This week the Commission for Countering Extremism (CCE) visited Newcastle. The trip was part of our ongoing engagement, as we prepare to move from our introductory phase to a period of intensive evidence gathering.
Newcastle has seen repeated far right marches over recent years including German far-right anti-Islam group Pegida, National Action and the EDL. But the city also has a positive story to tell when it comes to challenging extremism and promoting a positive message.
Lead Commissioner Sara Khan heard from Newcastle City Council, from volunteers and visitors at the West End Women and Girls Centre and activists from a host of inspiring local organisations, including Twafa, the Angelou Centre, Building Futures East and Riverside Community Health Project.
Cllr Habib Rahman (above) described how the marches create fear and disruption, but also campaigning work to spread positive messages.
Cllr Anita Lower (below) shared with us her concerns about increasingly segregated communities and the urgency needed in bringing different communities together to help build resilience against extremism.
At the West End Women and Girls Centre, a group (below) sat down with Sara to share how young people, women and their local communities were affected by messages of hate and extremism.
They shared their concerns about the sheer scale of far right propaganda online, the lack of counter extremism messages and how the recent Punish a Muslim Day letters left people feeling they couldn't leave the house. The women hailed the positive work of the centre in supporting and empowering local women.
Finally a number of civil society organisations came together to describe to the CCE the local picture of the far right, how it exploits tensions, deprivation and anxiety and the role social media plays in amplifying their poisonous messages.

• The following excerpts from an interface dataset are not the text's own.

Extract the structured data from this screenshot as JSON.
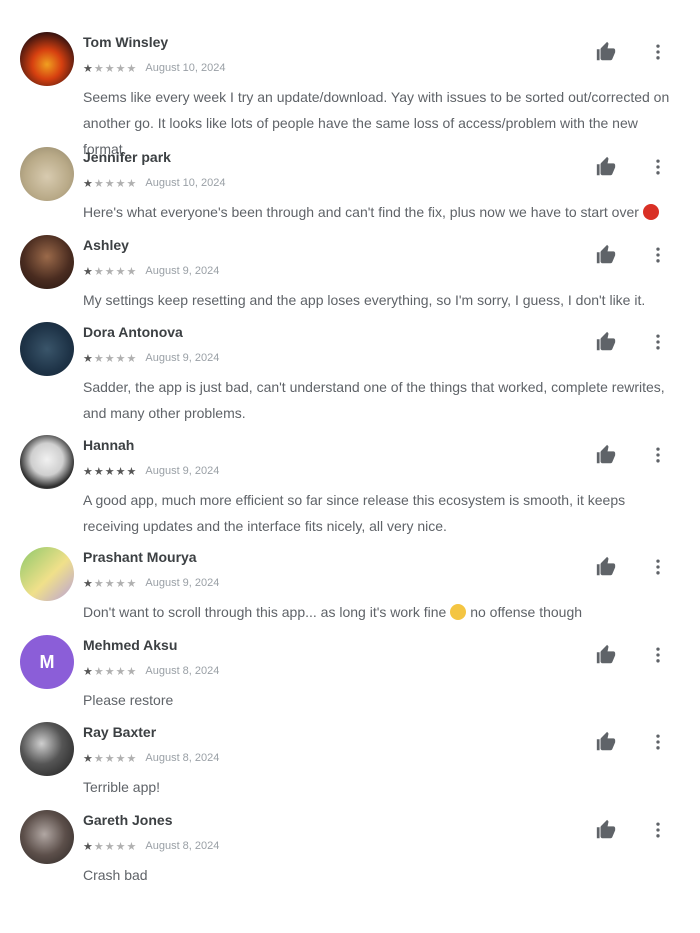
{
  "reviews": [
    {
      "author": "Tom Winsley",
      "avatar_initial": "",
      "stars_filled": 1,
      "date": "August 10, 2024",
      "text": "Seems like every week I try an update/download. Yay with issues to be sorted out/corrected on another go. It looks like lots of people have the same loss of access/problem with the new format."
    },
    {
      "author": "Jennifer park",
      "avatar_initial": "",
      "stars_filled": 1,
      "date": "August 10, 2024",
      "text": "Here's what everyone's been through and can't find the fix, plus now we have to start over",
      "emoji": "red"
    },
    {
      "author": "Ashley",
      "avatar_initial": "",
      "stars_filled": 1,
      "date": "August 9, 2024",
      "text": "My settings keep resetting and the app loses everything, so I'm sorry, I guess, I don't like it."
    },
    {
      "author": "Dora Antonova",
      "avatar_initial": "",
      "stars_filled": 1,
      "date": "August 9, 2024",
      "text": "Sadder, the app is just bad, can't understand one of the things that worked, complete rewrites, and many other problems."
    },
    {
      "author": "Hannah",
      "avatar_initial": "",
      "stars_filled": 5,
      "date": "August 9, 2024",
      "text": "A good app, much more efficient so far since release this ecosystem is smooth, it keeps receiving updates and the interface fits nicely, all very nice."
    },
    {
      "author": "Prashant Mourya",
      "avatar_initial": "",
      "stars_filled": 1,
      "date": "August 9, 2024",
      "text": "Don't want to scroll through this app... as long it's work fine",
      "emoji": "yellow",
      "text_suffix": "no offense though"
    },
    {
      "author": "Mehmed Aksu",
      "avatar_initial": "M",
      "stars_filled": 1,
      "date": "August 8, 2024",
      "text": "Please restore"
    },
    {
      "author": "Ray Baxter",
      "avatar_initial": "",
      "stars_filled": 1,
      "date": "August 8, 2024",
      "text": "Terrible app!"
    },
    {
      "author": "Gareth Jones",
      "avatar_initial": "",
      "stars_filled": 1,
      "date": "August 8, 2024",
      "text": "Crash bad"
    }
  ],
  "icons": {
    "helpful": "thumbs-up-icon",
    "more": "more-vert-icon"
  }
}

Local imam and deradicalisation expert Abdul Ahad (below) described the importance of education and how we can challenge the narratives of extremists. It was heartening to hear the commitment of local people positively contributing to their city and challenging extremists, despite the difficulty of such a task.
The messages echoed the feedback the CCE has received on previous visits.
While it is clear many people find the word ‘extremism’ itself confusing or unclear, it is apparent that there are real concerns about the impact of chronic extremism on communities. Luckily up and down the country there are brave counter extremists who are challenging the hateful and divisive messages.
One such individual is Dr Kurdy, a surgeon and imam from Manchester, who was the victim of a knife attack last year. Sara and Dr Kurdy this week discussed the progress of his important I4giveH8 campaign, which is all about giving victims and their families a voice to promote a positive message of tolerance and peace. He shared with Sara his recent and inspiring work with young people.